Trap Week Boston came, saw and conquered! A collaborative effort between BREAD Boston & KickBack Boston brought Jason Mowatt, Trap Karaoke founder and director, to Boston for what was originally one night with two events slated to run back to back. Up first was BREAD Boston’s signature Start Up Classroom, where creative entrepreneurs are given a platform to share their stories. Those in attendance stayed for a special edition of the curated party series that is KickBack Boston. The announcement generated so much interest and support from the community that Boston’s Young Black Professionals organization scheduled a Trap Game night for the evening before. With an official Trap Karaoke tour stop already scheduled for later in the week, it only made sense that Trap Week Boston was born.
Unlike many entertainment brands where the founder is often front and center, Jason Mowatt is a lot more modest. When you consider the nature of Trap Karaoke, it makes sense considering it’s an audience-centered event. A mashup of traditional Karaoke, with a Hip-Hop twist, Trap Karaoke provides it’s target demographic (i.e. black millennials) an experience unlike any other — a concert where the fans are the artists.
At the Seaport’s District Hall, in front of a mixed crowd of eager creatives, entrepreneurs and individuals looking to be inspired, Mowatt shared his journey from working on Capitol Hill during the Obama administration to touring with with rapper 2 Chainz in 2017. A naturally curious individual, Mowatt pursued and was successful in a number of entrepreneurial endeavors prior to creating Trap Karaoke. However, Mowatt’s passion was evident when he described elements of his niche Trap Karaoke that contributes to its success. Two of the elements being Trap Karaoke hosts, Low Key and DJ Austin Millz, and the energy they bring to the crowd. But what really got Mowatt going is when he described the “collective effervescence” or shared experience that creates a sense of community.
A few interesting things Mowatt shared during his talk:
He used to run a blog called Corporate Takeover, which was a lifestyle magazine known as the “mouth of hustlers”. Not only did his blog post he wrote on Jay-Z, The Corporate Takeover of Jay-z go viral, but in 2008 Mowatt would land a chance interview with an up and coming rapper by the name of Drake. Mowatt humorously shared how nervously optimistic Drake was about the possibility of landing an endorsement deal. It’s funny now considering how wildly successful Drake is today.
Trap Karaoke started off as a joke. Believe it or not, the concept of Trap Karaoke was conceived as a joke between Mowatt and a good friend of his. He was texting a friend who happened to be out with co-workers for karaoke. Mowatt remembered texting jokingly, “Wouldn’t it be crazy if we could do Karaoke to Trap Music?” Well, that crazy joke is now a reality!

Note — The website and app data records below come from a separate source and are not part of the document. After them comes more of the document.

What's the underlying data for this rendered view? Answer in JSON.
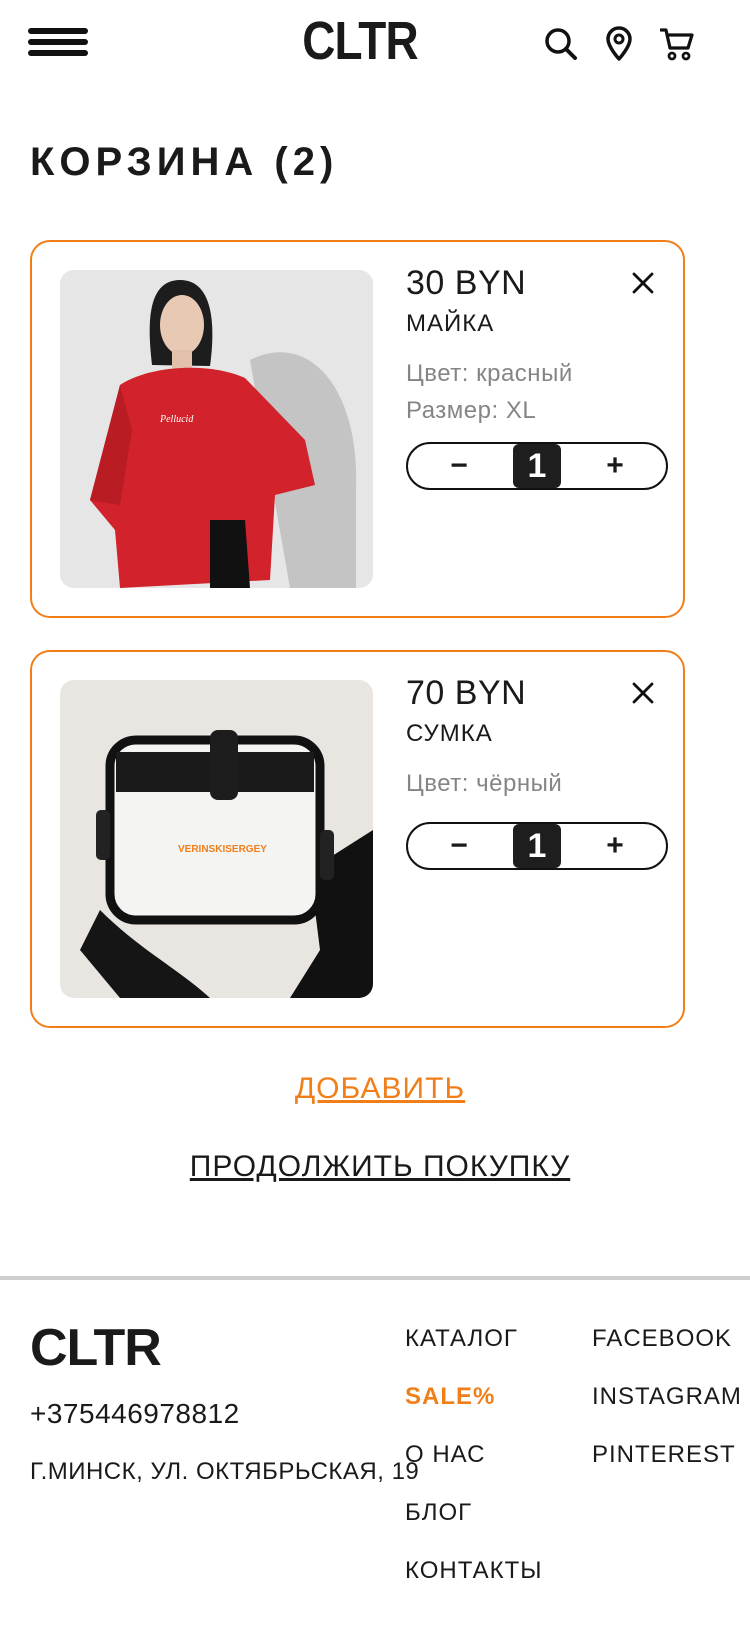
{
  "header": {
    "logo": "CLTR",
    "icons": [
      "menu-icon",
      "search-icon",
      "location-pin-icon",
      "cart-icon"
    ]
  },
  "page": {
    "title": "КОРЗИНА (2)"
  },
  "cart": {
    "items": [
      {
        "price": "30 BYN",
        "name": "МАЙКА",
        "color": "Цвет: красный",
        "size": "Размер: XL",
        "quantity": "1",
        "minus": "−",
        "plus": "+"
      },
      {
        "price": "70 BYN",
        "name": "СУМКА",
        "color": "Цвет: чёрный",
        "bag_print": "VERINSKISERGEY",
        "quantity": "1",
        "minus": "−",
        "plus": "+"
      }
    ]
  },
  "actions": {
    "add": "ДОБАВИТЬ",
    "continue": "ПРОДОЛЖИТЬ ПОКУПКУ"
  },
  "footer": {
    "logo": "CLTR",
    "phone": "+375446978812",
    "address": "Г.МИНСК, УЛ. ОКТЯБРЬСКАЯ, 19",
    "nav": [
      "КАТАЛОГ",
      "SALE%",
      "О НАС",
      "БЛОГ",
      "КОНТАКТЫ"
    ],
    "social": [
      "FACEBOOK",
      "INSTAGRAM",
      "PINTEREST"
    ]
  },
  "colors": {
    "accent": "#f07f1a",
    "text": "#1a1a1a",
    "muted": "#858585"
  }
}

The first Trap Karaoke event had over five hundred RSVPs, but only 40 people showed up. Jason and his team organized the first ever Trap Karaoke in New York, and got an overwhelmingly positive response in a short period of time. However, the day of, it rained and only a handful of those RSVPs actually showed up. The show still went on and the folks who came out still had a dope time. Not one to be deterred, Jason and his team continued to put on shows and to date have over 60 shows to their credit. Nowadays, it’s safe to say when five hundred people RSVP, five hundred people (or more) actually show up.

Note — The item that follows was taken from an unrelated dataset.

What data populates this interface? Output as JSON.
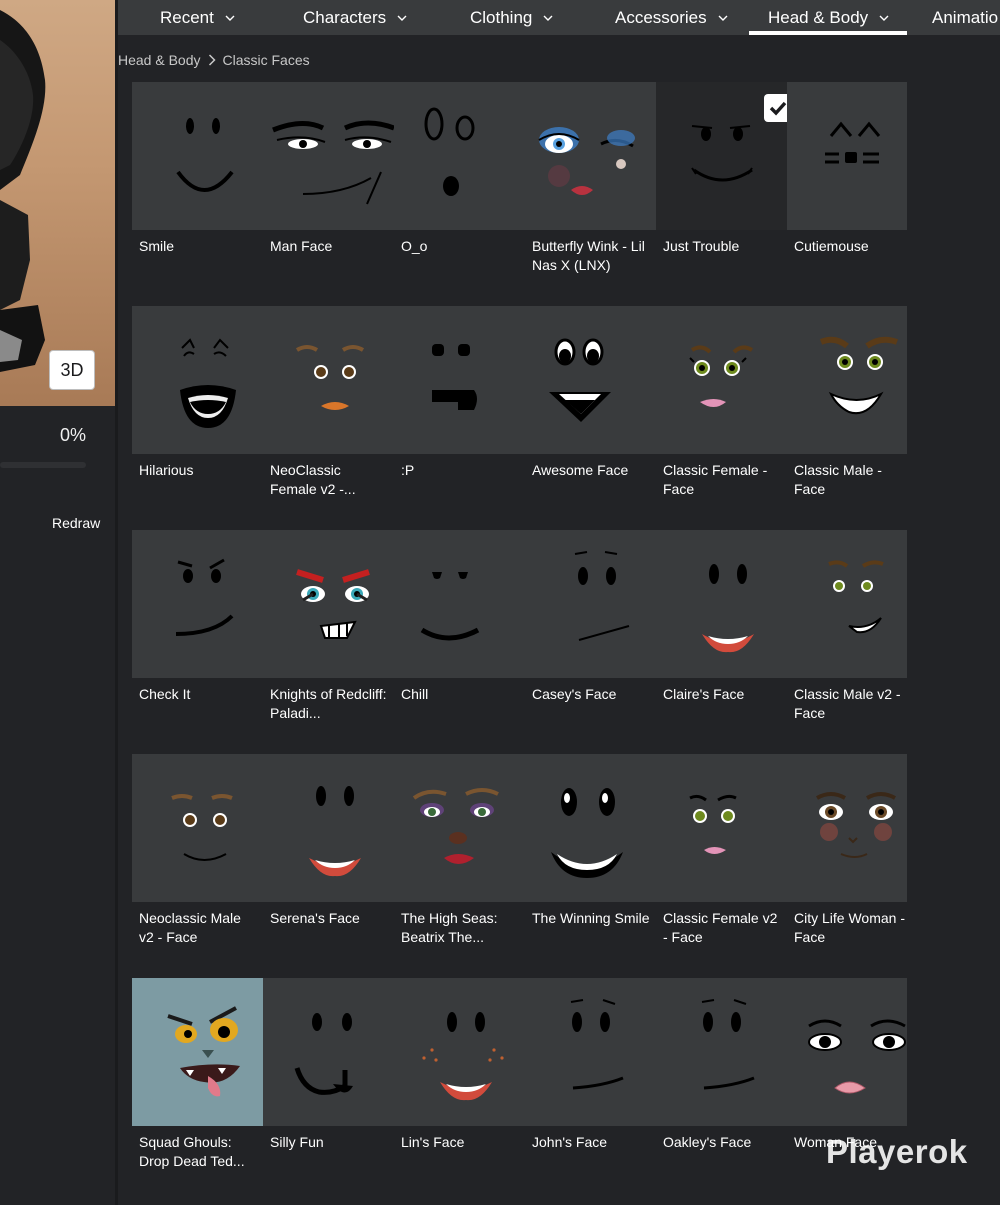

Some of your favorite rappers have been surprise guests at Trap Karaoke. The list of Trap Karaoke celebrity appearances include rapper 2 Chainz, Wale, Mannie Fresh, Bun B, Pastor Troy & Petey Pablo. Trap Karaoke has also partnered with Lebron James, HBO’s Insecure and Ballers.

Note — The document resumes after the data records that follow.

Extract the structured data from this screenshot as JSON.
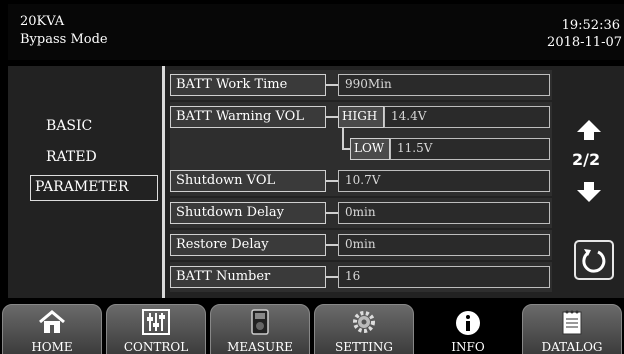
{
  "header": {
    "model": "20KVA",
    "mode": "Bypass Mode",
    "time": "19:52:36",
    "date": "2018-11-07"
  },
  "menu": {
    "basic": "BASIC",
    "rated": "RATED",
    "parameter": "PARAMETER",
    "selected": "PARAMETER"
  },
  "params": {
    "batt_work_time": {
      "label": "BATT Work Time",
      "value": "990Min"
    },
    "batt_warning_vol": {
      "label": "BATT Warning VOL",
      "high_label": "HIGH",
      "high_value": "14.4V",
      "low_label": "LOW",
      "low_value": "11.5V"
    },
    "shutdown_vol": {
      "label": "Shutdown VOL",
      "value": "10.7V"
    },
    "shutdown_delay": {
      "label": "Shutdown Delay",
      "value": "0min"
    },
    "restore_delay": {
      "label": "Restore Delay",
      "value": "0min"
    },
    "batt_number": {
      "label": "BATT Number",
      "value": "16"
    }
  },
  "pager": {
    "page": "2/2"
  },
  "nav": {
    "tabs": [
      "HOME",
      "CONTROL",
      "MEASURE",
      "SETTING",
      "INFO",
      "DATALOG"
    ],
    "active": "INFO"
  },
  "icons": {
    "up": "arrow-up-icon",
    "down": "arrow-down-icon",
    "refresh": "refresh-icon",
    "home": "home-icon",
    "control": "sliders-icon",
    "measure": "meter-icon",
    "setting": "gear-icon",
    "info": "info-icon",
    "datalog": "notepad-icon"
  },
  "colors": {
    "background": "#000000",
    "panel": "#222222",
    "tab": "#5a5a5a"
  }
}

As a creative, Jason does his best work when he’s happy. Mowatt shared that while many creatives find inspiration from their adversities, the catalyst for his success is fueled when he’s in high spirits.
Mowatt does not consider himself and his team party promoters, but rather community organizers. His stance has always been that Trap Karaoke visit cities like Boston that are not known for their inclusivity, provide an audience-generated experience and curate safe spaces for black millennials to express themselves.